● **What is required**
What is the number of lines in the following data that contain "gradient"? Answer with the number alone.

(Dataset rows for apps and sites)
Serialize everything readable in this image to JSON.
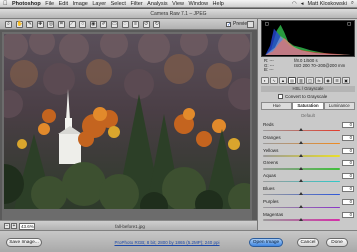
{
  "menubar": {
    "apple": "",
    "app_name": "Photoshop",
    "items": [
      "File",
      "Edit",
      "Image",
      "Layer",
      "Select",
      "Filter",
      "Analysis",
      "View",
      "Window",
      "Help"
    ],
    "user": "Matt Kloskowski"
  },
  "dialog": {
    "title": "Camera Raw 7.1  –  JPEG",
    "preview_label": "Preview",
    "preview_checked": true
  },
  "toolbar": {
    "tools": [
      {
        "icon": "zoom-icon",
        "glyph": "⌕"
      },
      {
        "icon": "hand-icon",
        "glyph": "✋"
      },
      {
        "icon": "white-balance-icon",
        "glyph": "✎"
      },
      {
        "icon": "color-sampler-icon",
        "glyph": "✚"
      },
      {
        "icon": "targeted-adjustment-icon",
        "glyph": "◎"
      },
      {
        "icon": "crop-icon",
        "glyph": "⌗"
      },
      {
        "icon": "straighten-icon",
        "glyph": "⟋"
      },
      {
        "icon": "spot-removal-icon",
        "glyph": "○"
      },
      {
        "icon": "red-eye-icon",
        "glyph": "◉"
      },
      {
        "icon": "adjustment-brush-icon",
        "glyph": "✐"
      },
      {
        "icon": "graduated-filter-icon",
        "glyph": "▭"
      },
      {
        "icon": "radial-filter-icon",
        "glyph": "◌"
      },
      {
        "icon": "preferences-icon",
        "glyph": "≡"
      },
      {
        "icon": "rotate-left-icon",
        "glyph": "↺"
      },
      {
        "icon": "rotate-right-icon",
        "glyph": "↻"
      }
    ]
  },
  "status": {
    "zoom_value": "43.6%",
    "filename": "fall-before1.jpg"
  },
  "bottom": {
    "save_image": "Save Image...",
    "workflow_link": "ProPhoto RGB; 8 bit; 2800 by 1865 (5.2MP); 240 ppi",
    "open_image": "Open Image",
    "cancel": "Cancel",
    "done": "Done"
  },
  "panel": {
    "rgb": [
      "R:  ---",
      "G:  ---",
      "B:  ---"
    ],
    "exif": [
      "f/8.0    1/500 s",
      "ISO 200    70–200@200 mm"
    ],
    "section_title": "HSL / Grayscale",
    "convert_label": "Convert to Grayscale",
    "subtabs": [
      "Hue",
      "Saturation",
      "Luminance"
    ],
    "active_subtab": 1,
    "default_label": "Default",
    "colors": {
      "accent": "#3f86e0"
    }
  },
  "sliders": [
    {
      "label": "Reds",
      "value": "0",
      "fraction": 0.5,
      "gradient": "linear-gradient(90deg,#9a9a9a,#e33a2a)"
    },
    {
      "label": "Oranges",
      "value": "0",
      "fraction": 0.5,
      "gradient": "linear-gradient(90deg,#9a9a9a,#f08a1f)"
    },
    {
      "label": "Yellows",
      "value": "0",
      "fraction": 0.5,
      "gradient": "linear-gradient(90deg,#9a9a9a,#eadf2a)"
    },
    {
      "label": "Greens",
      "value": "0",
      "fraction": 0.5,
      "gradient": "linear-gradient(90deg,#9a9a9a,#3fbf3a)"
    },
    {
      "label": "Aquas",
      "value": "0",
      "fraction": 0.5,
      "gradient": "linear-gradient(90deg,#9a9a9a,#2fc9c9)"
    },
    {
      "label": "Blues",
      "value": "0",
      "fraction": 0.5,
      "gradient": "linear-gradient(90deg,#9a9a9a,#2e57d9)"
    },
    {
      "label": "Purples",
      "value": "0",
      "fraction": 0.5,
      "gradient": "linear-gradient(90deg,#9a9a9a,#8a35c8)"
    },
    {
      "label": "Magentas",
      "value": "0",
      "fraction": 0.5,
      "gradient": "linear-gradient(90deg,#9a9a9a,#d52ea8)"
    }
  ]
}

● **Written reply**
8